Think About the Good Times.
Simply spending time reviewing a photo album and connecting happy memories with images has a powerful effect on the mind and body. It provides a short-term escape from the trials of life today. Go throw an old photo book when the pain begins to impact your day.
Leverage the Power of Nature.
Sunlight aids the body in metabolizing vitamin D. This vitamin is responsible for bone health and the proper function of the immune system. Since arthritis involves the deterioration of the musculoskeletal system, getting enough vitamin D is crucial to keeping it at bay. Furthermore, sunshine triggers the release of serotonin in the brain, boosting mood and acting as a natural painkiller, notes the Arthritis Foundation.
Make Healthier Food Choices.
Depending on the type of arthritis, dietary improvements may benefit the condition. As explained by the National Institutes of Health, treatment for rheumatoid arthritis combined with improved dietary choices increases the chances of remission. Furthermore, a healthier diet offers advantages in other areas of health. For example, foods rich in antioxidants, such as dark chocolate, may reduce risk for cardiovascular disease and improve mood, reports EatingWell. It leads back to better management of pain.
Consider the Use of Non-Traditional Therapies, Such as Yoga or Meditation.
Non-traditional means of treating health conditions, including yoga and guided medication, have a history of improving arthritis pain. Yoga and medication help a person relax, says the Mayo Clinic, reducing the sense of pain.
Maintain a Healthy Weight.
Excess weight places an extra burden on the body, and for those living with arthritis, extra weight amounts to more pain. However, any exercise regimen should be under the supervision of a primary care physician and trained experts, such as occupational and physical therapists.
Work With Occupational and Physical Therapists to Avoid Unnecessary Injury.
Occupational therapy focuses on fine motor movements, such as those used to hold a fork during meals. Physical therapy takes a whole-body approach to understanding the exact motions of joints and how to move them without causing pain. The Mayo Clinic continues with how the right combination of lifestyle choices and therapy may reduce pain and improve range of motion.
Leverage the Power of Physical Therapy and Alternatives to Medications at Last.

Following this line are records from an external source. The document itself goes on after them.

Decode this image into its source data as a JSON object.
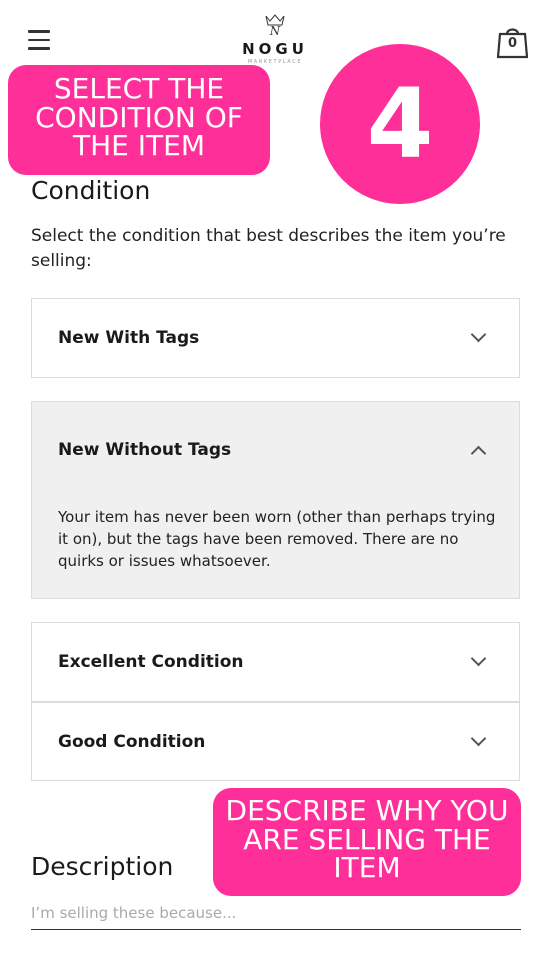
{
  "header": {
    "menu_icon": "hamburger-menu-icon",
    "logo_name": "NOGU",
    "logo_sub": "MARKETPLACE",
    "cart_icon": "shopping-bag-icon",
    "cart_count": "0"
  },
  "annotations": {
    "step_one_text": "SELECT THE CONDITION OF THE ITEM",
    "step_number": "4",
    "step_two_text": "DESCRIBE WHY YOU ARE SELLING THE ITEM",
    "accent_color": "#ff2f99"
  },
  "condition": {
    "title": "Condition",
    "subtitle": "Select the condition that best describes the item you’re selling:",
    "options": [
      {
        "label": "New With Tags",
        "expanded": false
      },
      {
        "label": "New Without Tags",
        "expanded": true,
        "description": "Your item has never been worn (other than perhaps trying it on), but the tags have been removed. There are no quirks or issues whatsoever."
      },
      {
        "label": "Excellent Condition",
        "expanded": false
      },
      {
        "label": "Good Condition",
        "expanded": false
      }
    ]
  },
  "description": {
    "title": "Description",
    "placeholder": "I’m selling these because..."
  }
}
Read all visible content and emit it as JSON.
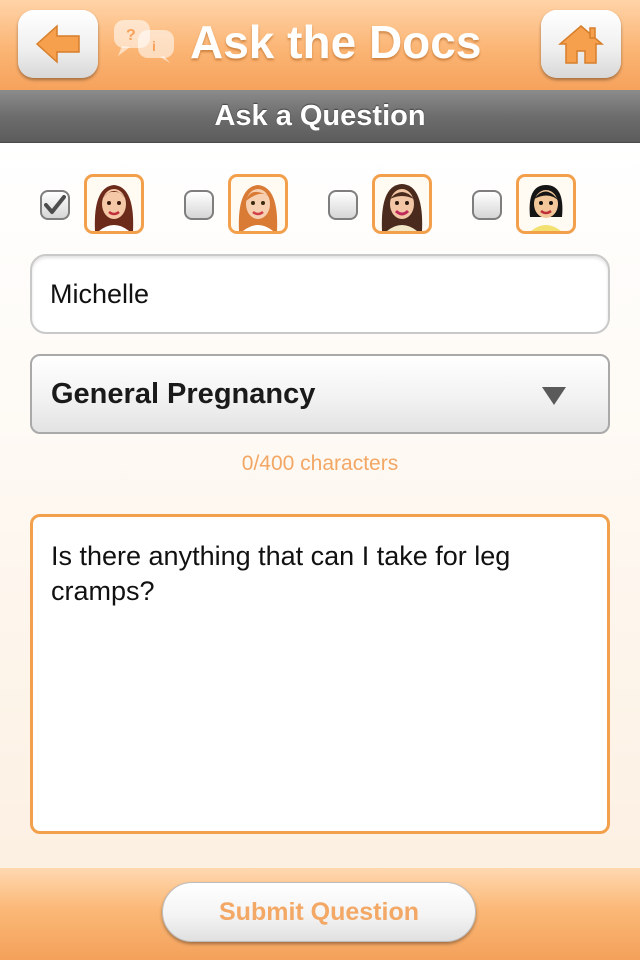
{
  "header": {
    "title": "Ask the Docs",
    "back_icon": "arrow-left-icon",
    "home_icon": "home-icon",
    "chat_icon": "chat-bubbles-icon"
  },
  "subheader": {
    "title": "Ask a Question"
  },
  "doctors": [
    {
      "checked": true,
      "icon": "doctor-avatar-1"
    },
    {
      "checked": false,
      "icon": "doctor-avatar-2"
    },
    {
      "checked": false,
      "icon": "doctor-avatar-3"
    },
    {
      "checked": false,
      "icon": "doctor-avatar-4"
    }
  ],
  "form": {
    "name_value": "Michelle",
    "category_selected": "General Pregnancy",
    "char_count": "0/400 characters",
    "question_text": "Is there anything that can I take for leg cramps?"
  },
  "footer": {
    "submit_label": "Submit Question"
  },
  "colors": {
    "accent": "#f6a25c",
    "accent_border": "#f3a04c",
    "accent_text": "#f3a865",
    "subbar": "#6d6d6d"
  }
}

Arthritis affects the lives of more than 31 million Americans, and that statistic will double to more than 78 million by 2040, says the Arthritis Foundation. All races, genders and ages may develop arthritis, and while medication treatment may help, it is far from the sole solution. Stop treating your pain with NSAIDs and other medications alone, and take advantage of an alternative, such as physical therapy, instead. Request a consultation with one of our three offices today.